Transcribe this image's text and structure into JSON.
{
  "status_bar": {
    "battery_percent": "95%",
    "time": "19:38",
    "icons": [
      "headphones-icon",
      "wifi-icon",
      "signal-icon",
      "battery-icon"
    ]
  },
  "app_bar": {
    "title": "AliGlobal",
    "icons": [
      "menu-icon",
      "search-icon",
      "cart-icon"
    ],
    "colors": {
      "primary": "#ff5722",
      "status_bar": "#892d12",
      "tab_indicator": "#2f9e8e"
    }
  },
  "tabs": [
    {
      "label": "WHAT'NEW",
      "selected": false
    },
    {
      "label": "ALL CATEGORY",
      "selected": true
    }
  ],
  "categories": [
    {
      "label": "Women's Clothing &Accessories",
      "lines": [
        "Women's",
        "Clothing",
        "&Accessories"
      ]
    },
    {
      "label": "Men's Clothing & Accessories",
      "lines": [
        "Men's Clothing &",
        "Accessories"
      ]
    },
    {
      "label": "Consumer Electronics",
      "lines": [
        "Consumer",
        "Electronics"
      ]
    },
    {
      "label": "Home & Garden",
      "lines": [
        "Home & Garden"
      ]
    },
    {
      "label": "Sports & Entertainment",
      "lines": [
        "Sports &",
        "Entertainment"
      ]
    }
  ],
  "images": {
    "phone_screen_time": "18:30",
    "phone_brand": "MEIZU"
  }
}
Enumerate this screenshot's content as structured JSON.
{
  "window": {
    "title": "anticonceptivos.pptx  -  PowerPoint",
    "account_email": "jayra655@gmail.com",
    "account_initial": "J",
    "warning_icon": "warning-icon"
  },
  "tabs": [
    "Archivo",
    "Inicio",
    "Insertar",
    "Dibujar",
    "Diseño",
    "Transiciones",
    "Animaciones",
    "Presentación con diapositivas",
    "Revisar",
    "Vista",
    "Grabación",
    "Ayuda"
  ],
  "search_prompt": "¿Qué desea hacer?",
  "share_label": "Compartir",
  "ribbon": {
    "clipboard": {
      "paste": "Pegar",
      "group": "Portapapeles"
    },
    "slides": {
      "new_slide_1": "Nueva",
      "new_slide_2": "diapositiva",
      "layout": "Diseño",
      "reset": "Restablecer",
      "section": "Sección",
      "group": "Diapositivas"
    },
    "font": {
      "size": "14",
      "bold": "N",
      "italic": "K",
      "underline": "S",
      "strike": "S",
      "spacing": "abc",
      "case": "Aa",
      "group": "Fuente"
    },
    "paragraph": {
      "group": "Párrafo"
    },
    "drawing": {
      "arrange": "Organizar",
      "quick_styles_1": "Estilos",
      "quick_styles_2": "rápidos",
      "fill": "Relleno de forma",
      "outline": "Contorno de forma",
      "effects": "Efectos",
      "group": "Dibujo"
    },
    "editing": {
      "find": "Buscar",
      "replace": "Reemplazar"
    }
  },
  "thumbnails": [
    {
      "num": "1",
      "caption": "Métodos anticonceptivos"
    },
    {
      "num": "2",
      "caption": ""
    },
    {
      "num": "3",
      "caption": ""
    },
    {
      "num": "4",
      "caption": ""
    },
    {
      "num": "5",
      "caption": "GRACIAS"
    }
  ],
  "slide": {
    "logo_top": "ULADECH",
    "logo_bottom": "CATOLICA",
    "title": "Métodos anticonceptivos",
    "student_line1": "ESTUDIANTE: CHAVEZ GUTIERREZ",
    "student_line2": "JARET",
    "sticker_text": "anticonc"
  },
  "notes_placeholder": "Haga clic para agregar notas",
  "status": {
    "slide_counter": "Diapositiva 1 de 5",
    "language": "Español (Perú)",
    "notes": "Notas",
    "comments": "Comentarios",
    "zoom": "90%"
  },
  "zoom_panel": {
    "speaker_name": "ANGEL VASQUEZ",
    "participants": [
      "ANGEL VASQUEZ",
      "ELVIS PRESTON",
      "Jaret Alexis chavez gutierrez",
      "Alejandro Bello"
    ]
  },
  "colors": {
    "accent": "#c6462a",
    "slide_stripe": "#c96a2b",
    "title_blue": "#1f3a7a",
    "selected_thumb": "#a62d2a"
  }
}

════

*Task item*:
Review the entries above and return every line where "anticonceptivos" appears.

*Answer section*:
    "title": "anticonceptivos.pptx  -  PowerPoint",
      "caption": "Métodos anticonceptivos"
    "title": "Métodos anticonceptivos",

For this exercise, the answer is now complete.